1- These jigs, as designed by WOOD Magazine (Wood Magazine Shop Tip of the Day ), are useful to clamp pieces at right angles for gluing or fastening; they are made with scrap wood.
2- The small jigs, painted in red, are also made from scrap wood, and are useful to clamp small pieces.
3- The L-shaped jigs, made from leftover 1/2" MDF, are useful to align both interior as exterior corners.
I have several similar sets, though much smaller and done in aluminum, that I use when gluing models. Builders who copy your design are reminded to pay close attention to the relief on the 90 degree corner, there so irregularities won't affect the orthogonality and so glue squeeze-out at the joint won't glue the jig to the structure.
A liberal coat of floor wax on the jig will prevent any glue squeeze-out from sticking to the jig.

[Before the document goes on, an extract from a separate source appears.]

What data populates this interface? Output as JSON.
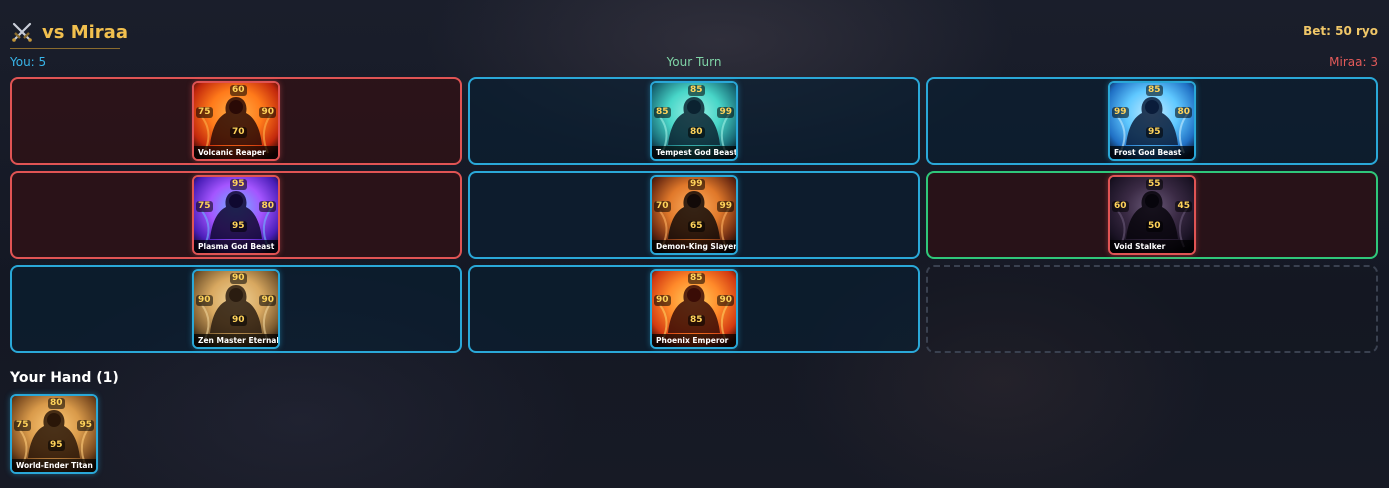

Thanks, mklotz. Excellent tips; by the way, Ill have to make that relief in the L-shaped jig, both in the inside, as in the outside corners. Although obvious, another recommendation when making jigs like these is to take care that the angle is exactly 90º.
Of course, there are commercial jigs (Rockler,
jevonstoolco), but here we love to make our own tools.
Nowadays, it would be possible to make the small jigs in aluminum with CNC router, or with 3D printing.
Your clamping arrangement dictates that the angle jigs be at the end of the board. A jig in the middle of the board is impossible unless you have a clamp with enough depth of throat to reach down from the top of the board.
One way to solve that problem would be to make one angle jig with two neodymium magnets embedded in its vertical face. Then a small ferrous plate stuck to the outside of the board would act as a clamp. The size of the jigs suggests that this device would be used for rather thin boards so the board thickness wouldn't diminish the magnetic force too much.
Something to keep in mind if you ever run into the situation described.
This is like a brainstorming, where every idea is followed by several others, and each one improves the whole concept.
I wonder if a magnetic welding square could work instead of a wooden square with neodymium magnets, or if sticking the ferrous plate by the inside, with double-sided tape, could make that function. Anyway, most of this clamping jigs use is at the edge of boards.
Welding squares would not only work; in the middle of the board they have the advantage of being able to magnetically clamp both to the horizontal board and the vertical one. This eliminates the need for deep-throat conventional clamps in both locations.
Drawing on a history of building ship models, I can say that thin boards are very prone to warpage during gluing. They'll warp if you look at them the wrong way. Anything that improves the ability to clamp is golden.
Yes, it's a lot like brainstorming. A key element of that process is to never criticize ideas that are offered during the brainstorming session. After the ideas are recorded they can be culled but not during the idea-creation stage. I was part of an impromptu lunchtime brainstorming group once. Our emphasis was on coming up with ideas for new toys for kids. As secretary for the group, I kept records of all the ideas suggested. Many years later I reviewed my notes and was pleased to see how many of our ideas were now in the marketplace.
Successful brainstorming requires careful selection of the participants. They must be able to abide by the no-early-criticism rule without resentment. Folks who are upset when a discussion drifts off-topic should be excluded as well.
There are currently 1 users browsing this thread. (0 members and 1 guests)